Vagabond and I arrived at Ramsgate on Thursday night, only to be told by the Harbour master that our nav. lights weren't showing. So we crept in and found the first available berth in the marina. I had to move to a more suitable (smaller) on Friday. And there, I hope, she is still floating serenely after her first wandering whilst I came home to recuperate (what, already?) for the Bank Holiday.
Last Wednesday, the Scotsman and I took her out of the Marina at North Fambridge (good loos, OK but not stylish cafe) and sailed down the River Crouch. The main proved a bit difficult to raise, partly because of the way in which the reefing lines are rigged. I'll need to look at that before next going out. After about three hours sailing down the river we turned round and brought her back to Burnham on Crouch marina (posh restaurant and bar, awful loos), the place for my overnight stop. She sailed well in a 10 knot northerly breeze, reaching 7 and half knots over the ground going out with the tide and just over 4 coming back against it.
I put the Scotsman on the train to North Fambridge so that he could drive home and retired to consider whether to brave the crossing of the Thames Estuary on the following day.

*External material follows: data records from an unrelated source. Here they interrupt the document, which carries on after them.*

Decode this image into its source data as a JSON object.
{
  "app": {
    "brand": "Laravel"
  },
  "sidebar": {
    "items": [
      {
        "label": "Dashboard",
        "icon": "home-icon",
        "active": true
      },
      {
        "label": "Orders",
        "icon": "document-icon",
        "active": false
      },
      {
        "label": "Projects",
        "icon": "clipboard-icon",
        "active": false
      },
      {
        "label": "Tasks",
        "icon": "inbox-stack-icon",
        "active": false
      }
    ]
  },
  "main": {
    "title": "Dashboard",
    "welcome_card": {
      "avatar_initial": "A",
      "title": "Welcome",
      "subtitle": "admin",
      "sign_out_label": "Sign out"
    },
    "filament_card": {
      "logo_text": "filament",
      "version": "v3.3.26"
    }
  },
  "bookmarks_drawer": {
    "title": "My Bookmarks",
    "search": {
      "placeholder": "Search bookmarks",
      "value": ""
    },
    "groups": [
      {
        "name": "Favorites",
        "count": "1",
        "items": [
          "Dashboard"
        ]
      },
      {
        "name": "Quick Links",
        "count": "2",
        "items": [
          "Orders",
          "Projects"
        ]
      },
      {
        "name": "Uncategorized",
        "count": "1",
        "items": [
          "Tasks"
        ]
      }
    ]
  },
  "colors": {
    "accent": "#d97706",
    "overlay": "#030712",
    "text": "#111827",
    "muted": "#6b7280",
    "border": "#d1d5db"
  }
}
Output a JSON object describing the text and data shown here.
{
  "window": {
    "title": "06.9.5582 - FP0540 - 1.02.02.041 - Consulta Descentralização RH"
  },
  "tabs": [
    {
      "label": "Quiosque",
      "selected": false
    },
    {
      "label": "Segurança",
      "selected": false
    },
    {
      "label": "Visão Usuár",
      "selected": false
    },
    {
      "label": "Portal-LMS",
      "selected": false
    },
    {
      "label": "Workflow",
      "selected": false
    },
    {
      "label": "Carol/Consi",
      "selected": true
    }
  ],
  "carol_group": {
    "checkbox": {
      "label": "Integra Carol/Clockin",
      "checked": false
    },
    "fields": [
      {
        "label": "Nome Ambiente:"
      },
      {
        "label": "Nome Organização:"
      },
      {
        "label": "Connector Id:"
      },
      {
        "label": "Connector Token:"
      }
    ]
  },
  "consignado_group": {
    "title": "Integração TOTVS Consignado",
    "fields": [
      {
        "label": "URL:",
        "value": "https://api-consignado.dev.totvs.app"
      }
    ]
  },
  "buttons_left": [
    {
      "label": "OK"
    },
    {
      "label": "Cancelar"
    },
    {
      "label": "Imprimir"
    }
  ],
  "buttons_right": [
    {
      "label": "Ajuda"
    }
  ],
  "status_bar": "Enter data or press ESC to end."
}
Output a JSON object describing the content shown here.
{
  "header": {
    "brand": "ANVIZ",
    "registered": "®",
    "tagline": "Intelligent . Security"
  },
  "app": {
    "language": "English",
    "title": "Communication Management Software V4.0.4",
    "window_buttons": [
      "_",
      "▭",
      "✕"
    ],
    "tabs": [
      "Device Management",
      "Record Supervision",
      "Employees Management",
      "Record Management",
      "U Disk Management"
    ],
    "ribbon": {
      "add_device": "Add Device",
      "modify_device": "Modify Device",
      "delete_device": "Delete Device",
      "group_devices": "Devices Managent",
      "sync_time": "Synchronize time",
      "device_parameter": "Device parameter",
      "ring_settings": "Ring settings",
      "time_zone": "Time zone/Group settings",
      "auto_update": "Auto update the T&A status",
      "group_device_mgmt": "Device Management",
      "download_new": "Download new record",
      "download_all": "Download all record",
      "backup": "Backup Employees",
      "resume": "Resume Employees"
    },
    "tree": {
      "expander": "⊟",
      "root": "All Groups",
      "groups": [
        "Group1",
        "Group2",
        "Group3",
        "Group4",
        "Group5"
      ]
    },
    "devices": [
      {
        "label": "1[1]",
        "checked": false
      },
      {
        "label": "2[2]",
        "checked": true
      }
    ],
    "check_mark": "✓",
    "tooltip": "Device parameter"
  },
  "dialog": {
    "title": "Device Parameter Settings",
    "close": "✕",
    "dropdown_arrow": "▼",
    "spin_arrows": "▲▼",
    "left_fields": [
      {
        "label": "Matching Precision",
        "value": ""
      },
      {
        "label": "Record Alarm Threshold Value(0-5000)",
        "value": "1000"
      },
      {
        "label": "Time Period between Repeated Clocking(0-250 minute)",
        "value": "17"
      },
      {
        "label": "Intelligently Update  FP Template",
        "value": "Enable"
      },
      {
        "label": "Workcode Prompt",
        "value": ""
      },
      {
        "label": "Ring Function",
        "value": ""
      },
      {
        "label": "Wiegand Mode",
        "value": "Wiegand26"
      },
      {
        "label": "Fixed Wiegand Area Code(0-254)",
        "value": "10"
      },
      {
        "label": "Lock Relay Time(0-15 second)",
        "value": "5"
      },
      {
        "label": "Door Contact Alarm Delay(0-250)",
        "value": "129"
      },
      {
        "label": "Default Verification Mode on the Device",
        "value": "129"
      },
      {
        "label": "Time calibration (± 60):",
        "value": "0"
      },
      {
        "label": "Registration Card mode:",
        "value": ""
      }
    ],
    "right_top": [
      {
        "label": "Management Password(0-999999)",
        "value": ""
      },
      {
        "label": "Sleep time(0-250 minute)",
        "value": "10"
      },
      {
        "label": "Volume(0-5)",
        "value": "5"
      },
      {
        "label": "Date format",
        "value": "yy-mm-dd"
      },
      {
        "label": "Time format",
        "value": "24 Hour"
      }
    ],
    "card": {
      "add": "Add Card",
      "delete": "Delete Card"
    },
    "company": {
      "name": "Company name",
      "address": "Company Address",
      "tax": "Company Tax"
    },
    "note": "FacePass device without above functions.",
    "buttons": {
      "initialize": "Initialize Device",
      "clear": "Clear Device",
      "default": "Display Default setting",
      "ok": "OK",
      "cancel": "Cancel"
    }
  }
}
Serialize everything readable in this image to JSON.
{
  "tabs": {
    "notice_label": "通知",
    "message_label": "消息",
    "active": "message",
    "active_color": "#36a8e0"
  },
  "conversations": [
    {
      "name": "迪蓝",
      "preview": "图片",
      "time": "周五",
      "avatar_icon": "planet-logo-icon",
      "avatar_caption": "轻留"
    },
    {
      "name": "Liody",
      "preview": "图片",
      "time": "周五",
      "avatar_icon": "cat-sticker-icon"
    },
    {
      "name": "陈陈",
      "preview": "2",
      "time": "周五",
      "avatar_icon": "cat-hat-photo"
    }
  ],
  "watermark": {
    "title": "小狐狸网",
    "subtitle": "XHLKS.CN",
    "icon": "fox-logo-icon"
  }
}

I discovered that the heater had now decided to work, so in a warm fug I consulted the oracles. The weather forecast from both XC Weather and my Ipad Grib App looked promising. Northerly 15 - 15 kn, backing Westerly. The GB Met Office offered a strong winds warning.......So I slept on it.
By morning the strong winds warning had disappeared to be replaced a warning of low vis and some rain. I thought I'd go. My decision was reinforced by a chance conversation with a boat owner on the pontoon. He was off to Ramsgate, today and he hadd been waiting a fortnight* for the right conditions. I omitted to ask what sort of boat he had, only to discover later it was a forty foot pilot saloon motor sailer!
So, after a delay due to (a) making sandwiches and ensuring that everything I would need was in the cockpit, (b) procrastination, and (c) crossing the river to fill my new petrol tank with fuel, we set off at noon, sailing down the river as we had the previous day. Soon we had passed the end of our previous trip and moved into new waters. At this point the channel turned NE and we had to tack a couple of times to claw our way along it. Two and a half hours later, we reached the Whitaker buoy and turned E. By now the radio was full of Dutch voices and I wondered if we had reached Holland inadvertently but the GPS was sure we hadn't. We sailed along past a couple more buoys and then turned south into one of the channels of the Thames Estuary. Four hours had elapsed so far. The visibility closed in, less than a mile. A large container ship passed a mile or so away in the gloom. I turned E over a mud bank that I had been told was passable. The echo sounder went inexorably down to to 2.5 metres and hovered there for a seeming eternity. I spotted a sand bank awash off to port. I kept mroe than half an eye on the depth sounder: 2.6, 2.5, 2.6, 2.7 - we were over the bank and into the next channel. We had to cross this and then sail down Fishermans Gat. The tide was pushing us down the Gat. No more shallow patches from here to Ramsgate! The water colour changed from a murky, yellow brown of the Thames and Crouch to the blue green of the northern English Channel.
At the end of Fishermans Gat we turned E of South, to run to the North Foreland. By now the visibility was slightly better but the wind direction had not changed as forecast. It dropped to about 5kn and was still from the North. With it and the slight swell directly behind us making Vagabond's motion distinctly unpleasent, our speed was down to less than 4 knots over the ground. I was concerned that we might not reach Ramsgate before the tide turned against us. So the motor came on and we motored at about 6kn (sog) on to Ramsgate, arriving in the harbour channel just before eight o'clock (20:00 hrs BST for any military readers). Judging by the set of the current across the entrance, the tide had been definitely against us for the last half hour or so!
Eight hours for our first real trip, covering about 40 miles. Not bad.
Tired, I cadged the marina entry codes off another yacht and went off to find something to eat before falling asleep in the bunk......
* A fortnight = two weeks to those readers in North America